[Opening DATASET RECORDS section]

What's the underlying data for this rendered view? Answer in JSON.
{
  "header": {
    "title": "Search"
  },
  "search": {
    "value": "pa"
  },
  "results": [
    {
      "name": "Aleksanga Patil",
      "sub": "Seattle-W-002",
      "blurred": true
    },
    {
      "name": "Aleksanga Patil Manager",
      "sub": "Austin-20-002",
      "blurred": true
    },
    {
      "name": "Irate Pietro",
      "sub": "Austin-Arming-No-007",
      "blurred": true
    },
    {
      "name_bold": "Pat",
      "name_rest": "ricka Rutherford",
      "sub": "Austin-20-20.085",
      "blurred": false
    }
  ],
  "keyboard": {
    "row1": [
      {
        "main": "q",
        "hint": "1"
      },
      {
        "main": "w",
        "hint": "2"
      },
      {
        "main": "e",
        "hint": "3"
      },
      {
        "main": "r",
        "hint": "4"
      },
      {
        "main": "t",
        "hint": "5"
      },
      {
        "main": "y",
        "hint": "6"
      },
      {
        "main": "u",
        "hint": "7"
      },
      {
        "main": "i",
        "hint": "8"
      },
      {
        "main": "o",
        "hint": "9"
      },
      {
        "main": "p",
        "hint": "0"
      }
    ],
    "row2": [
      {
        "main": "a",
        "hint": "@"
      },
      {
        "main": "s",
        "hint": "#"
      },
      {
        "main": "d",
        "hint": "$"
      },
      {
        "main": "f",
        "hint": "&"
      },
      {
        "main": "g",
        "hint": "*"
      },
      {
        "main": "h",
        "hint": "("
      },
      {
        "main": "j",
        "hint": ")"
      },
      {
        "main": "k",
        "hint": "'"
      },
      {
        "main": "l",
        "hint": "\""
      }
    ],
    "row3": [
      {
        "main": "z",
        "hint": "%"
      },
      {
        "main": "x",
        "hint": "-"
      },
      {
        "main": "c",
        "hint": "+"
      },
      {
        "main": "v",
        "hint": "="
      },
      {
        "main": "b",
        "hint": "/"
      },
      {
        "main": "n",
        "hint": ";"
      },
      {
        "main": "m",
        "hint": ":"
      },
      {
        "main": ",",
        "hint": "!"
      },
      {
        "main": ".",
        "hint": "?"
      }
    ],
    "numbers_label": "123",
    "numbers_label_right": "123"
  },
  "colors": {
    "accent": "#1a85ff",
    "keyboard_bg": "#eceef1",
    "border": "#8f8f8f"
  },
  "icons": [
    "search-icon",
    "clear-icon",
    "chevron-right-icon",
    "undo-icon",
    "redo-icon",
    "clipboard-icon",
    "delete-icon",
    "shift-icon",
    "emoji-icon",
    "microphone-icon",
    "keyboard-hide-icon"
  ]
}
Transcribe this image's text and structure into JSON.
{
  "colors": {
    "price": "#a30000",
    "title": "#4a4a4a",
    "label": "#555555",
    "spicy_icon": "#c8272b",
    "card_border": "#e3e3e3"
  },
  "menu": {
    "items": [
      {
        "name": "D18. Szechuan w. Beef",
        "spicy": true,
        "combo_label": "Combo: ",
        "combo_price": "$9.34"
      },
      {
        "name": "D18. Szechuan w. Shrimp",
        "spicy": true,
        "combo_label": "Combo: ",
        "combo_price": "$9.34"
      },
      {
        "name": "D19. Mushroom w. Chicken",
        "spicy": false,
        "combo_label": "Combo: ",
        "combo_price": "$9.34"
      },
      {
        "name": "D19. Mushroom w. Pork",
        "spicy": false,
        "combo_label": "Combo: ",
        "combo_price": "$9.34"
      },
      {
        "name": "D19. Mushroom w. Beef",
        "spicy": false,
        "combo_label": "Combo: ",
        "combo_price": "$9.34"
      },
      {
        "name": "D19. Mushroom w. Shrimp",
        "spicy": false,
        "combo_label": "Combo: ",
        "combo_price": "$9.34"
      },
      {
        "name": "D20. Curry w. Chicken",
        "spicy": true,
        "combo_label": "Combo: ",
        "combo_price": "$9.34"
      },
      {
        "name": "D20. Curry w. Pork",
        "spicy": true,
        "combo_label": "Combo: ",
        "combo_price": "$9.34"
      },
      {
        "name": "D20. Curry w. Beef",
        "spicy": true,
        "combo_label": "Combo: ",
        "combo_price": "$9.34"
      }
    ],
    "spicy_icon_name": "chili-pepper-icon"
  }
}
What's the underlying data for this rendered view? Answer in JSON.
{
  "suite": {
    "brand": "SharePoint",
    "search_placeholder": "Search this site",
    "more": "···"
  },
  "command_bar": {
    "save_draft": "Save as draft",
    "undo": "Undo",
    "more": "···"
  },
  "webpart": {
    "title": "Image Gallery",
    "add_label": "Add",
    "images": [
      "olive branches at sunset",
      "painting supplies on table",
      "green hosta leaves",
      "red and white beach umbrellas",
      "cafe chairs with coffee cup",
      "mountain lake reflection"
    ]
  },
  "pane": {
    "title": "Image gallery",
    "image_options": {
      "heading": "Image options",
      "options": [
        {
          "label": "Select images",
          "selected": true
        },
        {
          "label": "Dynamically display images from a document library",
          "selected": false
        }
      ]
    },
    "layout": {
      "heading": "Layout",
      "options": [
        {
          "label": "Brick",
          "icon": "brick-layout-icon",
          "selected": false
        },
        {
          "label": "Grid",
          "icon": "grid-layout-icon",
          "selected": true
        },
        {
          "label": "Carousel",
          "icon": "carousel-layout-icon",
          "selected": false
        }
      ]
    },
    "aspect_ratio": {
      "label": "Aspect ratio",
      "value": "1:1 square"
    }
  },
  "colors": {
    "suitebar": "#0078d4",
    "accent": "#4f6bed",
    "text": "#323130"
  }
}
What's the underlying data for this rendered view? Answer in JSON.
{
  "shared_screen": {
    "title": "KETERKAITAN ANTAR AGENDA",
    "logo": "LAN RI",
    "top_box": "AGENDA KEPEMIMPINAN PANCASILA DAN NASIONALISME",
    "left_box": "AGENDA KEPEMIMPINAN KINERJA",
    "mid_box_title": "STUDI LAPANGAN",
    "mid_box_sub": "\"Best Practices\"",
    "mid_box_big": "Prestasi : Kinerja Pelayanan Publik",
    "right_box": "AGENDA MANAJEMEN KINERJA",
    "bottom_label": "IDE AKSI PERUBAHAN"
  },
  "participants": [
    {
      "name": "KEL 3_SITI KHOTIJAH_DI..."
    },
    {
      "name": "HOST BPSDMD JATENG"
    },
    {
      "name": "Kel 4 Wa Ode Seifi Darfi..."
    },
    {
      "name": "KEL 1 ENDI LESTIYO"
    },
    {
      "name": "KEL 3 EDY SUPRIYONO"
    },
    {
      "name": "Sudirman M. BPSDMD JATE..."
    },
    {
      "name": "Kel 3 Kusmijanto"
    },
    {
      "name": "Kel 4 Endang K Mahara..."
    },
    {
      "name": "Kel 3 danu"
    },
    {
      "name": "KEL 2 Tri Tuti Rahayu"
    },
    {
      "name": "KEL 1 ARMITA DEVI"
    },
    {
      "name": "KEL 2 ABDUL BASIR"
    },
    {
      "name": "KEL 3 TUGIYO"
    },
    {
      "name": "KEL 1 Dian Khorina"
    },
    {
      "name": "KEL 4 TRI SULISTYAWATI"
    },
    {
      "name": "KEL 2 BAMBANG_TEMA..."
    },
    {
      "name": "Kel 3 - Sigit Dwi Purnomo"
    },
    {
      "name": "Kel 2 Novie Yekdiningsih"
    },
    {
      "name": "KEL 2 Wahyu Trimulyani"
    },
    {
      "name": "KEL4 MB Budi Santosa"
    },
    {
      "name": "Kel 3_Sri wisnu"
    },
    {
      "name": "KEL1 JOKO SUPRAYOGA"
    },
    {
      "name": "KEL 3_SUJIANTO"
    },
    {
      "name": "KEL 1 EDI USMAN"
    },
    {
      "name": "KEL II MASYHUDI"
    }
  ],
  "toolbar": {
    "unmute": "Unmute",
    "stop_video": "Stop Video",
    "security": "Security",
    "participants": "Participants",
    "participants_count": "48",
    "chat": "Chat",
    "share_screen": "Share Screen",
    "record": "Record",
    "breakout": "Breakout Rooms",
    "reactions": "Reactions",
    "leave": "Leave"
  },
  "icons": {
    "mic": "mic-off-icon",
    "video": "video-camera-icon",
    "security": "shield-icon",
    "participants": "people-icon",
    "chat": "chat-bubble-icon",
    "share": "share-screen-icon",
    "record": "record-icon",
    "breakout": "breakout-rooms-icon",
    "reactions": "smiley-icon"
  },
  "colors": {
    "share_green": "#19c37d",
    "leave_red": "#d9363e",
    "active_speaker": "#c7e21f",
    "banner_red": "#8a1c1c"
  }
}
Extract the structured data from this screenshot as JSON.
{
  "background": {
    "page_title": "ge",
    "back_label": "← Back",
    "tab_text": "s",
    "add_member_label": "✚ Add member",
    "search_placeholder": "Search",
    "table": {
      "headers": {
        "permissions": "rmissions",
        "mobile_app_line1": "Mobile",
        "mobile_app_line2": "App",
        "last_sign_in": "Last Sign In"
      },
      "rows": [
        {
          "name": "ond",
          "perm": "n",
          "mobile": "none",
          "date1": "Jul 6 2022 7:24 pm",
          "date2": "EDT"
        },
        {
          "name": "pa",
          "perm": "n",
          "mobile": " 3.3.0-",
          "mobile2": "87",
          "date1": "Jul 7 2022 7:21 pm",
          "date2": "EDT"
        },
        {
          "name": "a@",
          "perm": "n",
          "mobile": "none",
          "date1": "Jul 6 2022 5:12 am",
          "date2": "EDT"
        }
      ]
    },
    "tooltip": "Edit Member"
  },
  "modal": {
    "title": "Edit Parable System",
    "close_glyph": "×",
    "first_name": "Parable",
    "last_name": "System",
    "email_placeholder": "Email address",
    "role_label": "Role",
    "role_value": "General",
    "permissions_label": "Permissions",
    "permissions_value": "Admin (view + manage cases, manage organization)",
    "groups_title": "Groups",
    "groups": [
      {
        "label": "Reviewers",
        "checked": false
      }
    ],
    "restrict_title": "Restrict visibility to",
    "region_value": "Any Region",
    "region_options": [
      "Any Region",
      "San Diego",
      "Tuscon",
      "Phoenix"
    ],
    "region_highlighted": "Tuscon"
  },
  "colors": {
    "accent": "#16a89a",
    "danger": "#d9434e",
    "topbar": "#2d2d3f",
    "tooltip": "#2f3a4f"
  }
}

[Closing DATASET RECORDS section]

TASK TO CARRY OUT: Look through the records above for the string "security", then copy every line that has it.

ANSWER TO THE PROBLEM:
    "security": "Security",
    "security": "shield-icon",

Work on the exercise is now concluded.